[WORK TASK]: Copy each entry below exactly as it reads.

DATASET EXCERPTS section start

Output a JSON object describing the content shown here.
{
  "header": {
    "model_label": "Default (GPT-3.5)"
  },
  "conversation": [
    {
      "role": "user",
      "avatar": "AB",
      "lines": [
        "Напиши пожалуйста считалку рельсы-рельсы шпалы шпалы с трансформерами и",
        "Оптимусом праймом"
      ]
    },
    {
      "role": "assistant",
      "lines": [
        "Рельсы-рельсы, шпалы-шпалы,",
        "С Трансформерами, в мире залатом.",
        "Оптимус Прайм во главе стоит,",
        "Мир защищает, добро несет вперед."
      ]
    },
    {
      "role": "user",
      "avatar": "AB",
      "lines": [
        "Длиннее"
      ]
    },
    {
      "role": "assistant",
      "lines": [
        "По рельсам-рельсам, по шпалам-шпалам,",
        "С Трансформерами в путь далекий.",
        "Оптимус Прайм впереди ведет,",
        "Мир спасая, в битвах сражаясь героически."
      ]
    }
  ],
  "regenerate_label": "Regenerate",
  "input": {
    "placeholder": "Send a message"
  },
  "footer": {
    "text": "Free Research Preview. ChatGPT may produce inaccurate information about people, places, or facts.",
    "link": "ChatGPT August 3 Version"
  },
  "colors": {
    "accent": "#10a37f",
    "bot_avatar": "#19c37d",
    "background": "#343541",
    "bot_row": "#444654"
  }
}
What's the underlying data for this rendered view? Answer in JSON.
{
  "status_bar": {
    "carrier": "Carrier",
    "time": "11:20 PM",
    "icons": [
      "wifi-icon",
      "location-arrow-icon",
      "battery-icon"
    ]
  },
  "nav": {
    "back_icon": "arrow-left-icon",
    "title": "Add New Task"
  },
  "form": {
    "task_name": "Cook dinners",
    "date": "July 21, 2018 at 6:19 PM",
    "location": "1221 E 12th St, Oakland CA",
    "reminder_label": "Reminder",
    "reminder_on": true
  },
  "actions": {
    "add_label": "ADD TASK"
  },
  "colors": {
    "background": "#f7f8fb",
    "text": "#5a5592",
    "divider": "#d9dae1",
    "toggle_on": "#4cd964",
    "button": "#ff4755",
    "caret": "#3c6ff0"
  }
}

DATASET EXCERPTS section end

[EXERCISE RESPONSE]:
Output a JSON object describing the content shown here.
{
  "header": {
    "model_label": "Default (GPT-3.5)"
  },
  "conversation": [
    {
      "role": "user",
      "avatar": "AB",
      "lines": [
        "Напиши пожалуйста считалку рельсы-рельсы шпалы шпалы с трансформерами и",
        "Оптимусом праймом"
      ]
    },
    {
      "role": "assistant",
      "lines": [
        "Рельсы-рельсы, шпалы-шпалы,",
        "С Трансформерами, в мире залатом.",
        "Оптимус Прайм во главе стоит,",
        "Мир защищает, добро несет вперед."
      ]
    },
    {
      "role": "user",
      "avatar": "AB",
      "lines": [
        "Длиннее"
      ]
    },
    {
      "role": "assistant",
      "lines": [
        "По рельсам-рельсам, по шпалам-шпалам,",
        "С Трансформерами в путь далекий.",
        "Оптимус Прайм впереди ведет,",
        "Мир спасая, в битвах сражаясь героически."
      ]
    }
  ],
  "regenerate_label": "Regenerate",
  "input": {
    "placeholder": "Send a message"
  },
  "footer": {
    "text": "Free Research Preview. ChatGPT may produce inaccurate information about people, places, or facts.",
    "link": "ChatGPT August 3 Version"
  },
  "colors": {
    "accent": "#10a37f",
    "bot_avatar": "#19c37d",
    "background": "#343541",
    "bot_row": "#444654"
  }
}
What's the underlying data for this rendered view? Answer in JSON.
{
  "status_bar": {
    "carrier": "Carrier",
    "time": "11:20 PM",
    "icons": [
      "wifi-icon",
      "location-arrow-icon",
      "battery-icon"
    ]
  },
  "nav": {
    "back_icon": "arrow-left-icon",
    "title": "Add New Task"
  },
  "form": {
    "task_name": "Cook dinners",
    "date": "July 21, 2018 at 6:19 PM",
    "location": "1221 E 12th St, Oakland CA",
    "reminder_label": "Reminder",
    "reminder_on": true
  },
  "actions": {
    "add_label": "ADD TASK"
  },
  "colors": {
    "background": "#f7f8fb",
    "text": "#5a5592",
    "divider": "#d9dae1",
    "toggle_on": "#4cd964",
    "button": "#ff4755",
    "caret": "#3c6ff0"
  }
}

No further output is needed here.